> _Your instructions_: Go through the records below and copy out every line holding "JSON".

(Element data from apps and pages)

- - -

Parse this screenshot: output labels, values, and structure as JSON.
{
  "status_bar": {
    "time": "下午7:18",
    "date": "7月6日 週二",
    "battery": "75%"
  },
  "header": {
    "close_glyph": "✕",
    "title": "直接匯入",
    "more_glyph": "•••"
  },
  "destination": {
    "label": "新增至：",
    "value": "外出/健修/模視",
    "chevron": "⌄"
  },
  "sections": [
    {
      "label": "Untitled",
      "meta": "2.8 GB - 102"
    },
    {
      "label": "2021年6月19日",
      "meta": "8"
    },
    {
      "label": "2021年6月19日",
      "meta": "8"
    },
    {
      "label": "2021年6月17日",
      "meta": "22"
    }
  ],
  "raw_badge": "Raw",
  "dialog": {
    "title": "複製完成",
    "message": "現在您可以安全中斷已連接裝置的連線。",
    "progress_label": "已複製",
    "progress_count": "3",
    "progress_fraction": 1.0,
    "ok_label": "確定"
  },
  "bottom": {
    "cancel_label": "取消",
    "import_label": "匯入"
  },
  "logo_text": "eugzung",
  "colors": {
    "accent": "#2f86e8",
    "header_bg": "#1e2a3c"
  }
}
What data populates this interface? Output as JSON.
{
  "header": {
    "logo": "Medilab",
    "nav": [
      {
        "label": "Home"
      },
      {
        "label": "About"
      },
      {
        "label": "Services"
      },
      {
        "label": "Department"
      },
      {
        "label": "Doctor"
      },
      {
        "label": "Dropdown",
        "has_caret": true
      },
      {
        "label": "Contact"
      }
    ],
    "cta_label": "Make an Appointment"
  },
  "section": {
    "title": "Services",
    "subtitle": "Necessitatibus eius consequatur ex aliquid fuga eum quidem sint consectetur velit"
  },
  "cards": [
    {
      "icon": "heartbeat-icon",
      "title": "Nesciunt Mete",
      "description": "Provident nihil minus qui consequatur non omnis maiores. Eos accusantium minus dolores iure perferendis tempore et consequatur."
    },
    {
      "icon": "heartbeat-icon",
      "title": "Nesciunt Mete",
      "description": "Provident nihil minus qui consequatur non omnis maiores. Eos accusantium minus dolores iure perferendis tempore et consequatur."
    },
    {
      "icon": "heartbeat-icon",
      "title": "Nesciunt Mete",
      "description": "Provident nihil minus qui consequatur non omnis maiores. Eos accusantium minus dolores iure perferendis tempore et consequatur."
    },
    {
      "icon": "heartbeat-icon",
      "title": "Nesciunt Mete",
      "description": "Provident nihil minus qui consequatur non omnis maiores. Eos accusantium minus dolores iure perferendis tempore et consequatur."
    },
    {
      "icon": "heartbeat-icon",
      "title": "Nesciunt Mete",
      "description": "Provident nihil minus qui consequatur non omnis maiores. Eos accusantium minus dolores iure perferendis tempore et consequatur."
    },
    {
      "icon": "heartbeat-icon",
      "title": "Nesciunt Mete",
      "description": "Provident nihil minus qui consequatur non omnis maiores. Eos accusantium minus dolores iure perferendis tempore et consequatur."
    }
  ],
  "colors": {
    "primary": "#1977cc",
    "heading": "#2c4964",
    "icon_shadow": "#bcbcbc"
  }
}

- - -

> _Answer for this exercise_:
Parse this screenshot: output labels, values, and structure as JSON.
What data populates this interface? Output as JSON.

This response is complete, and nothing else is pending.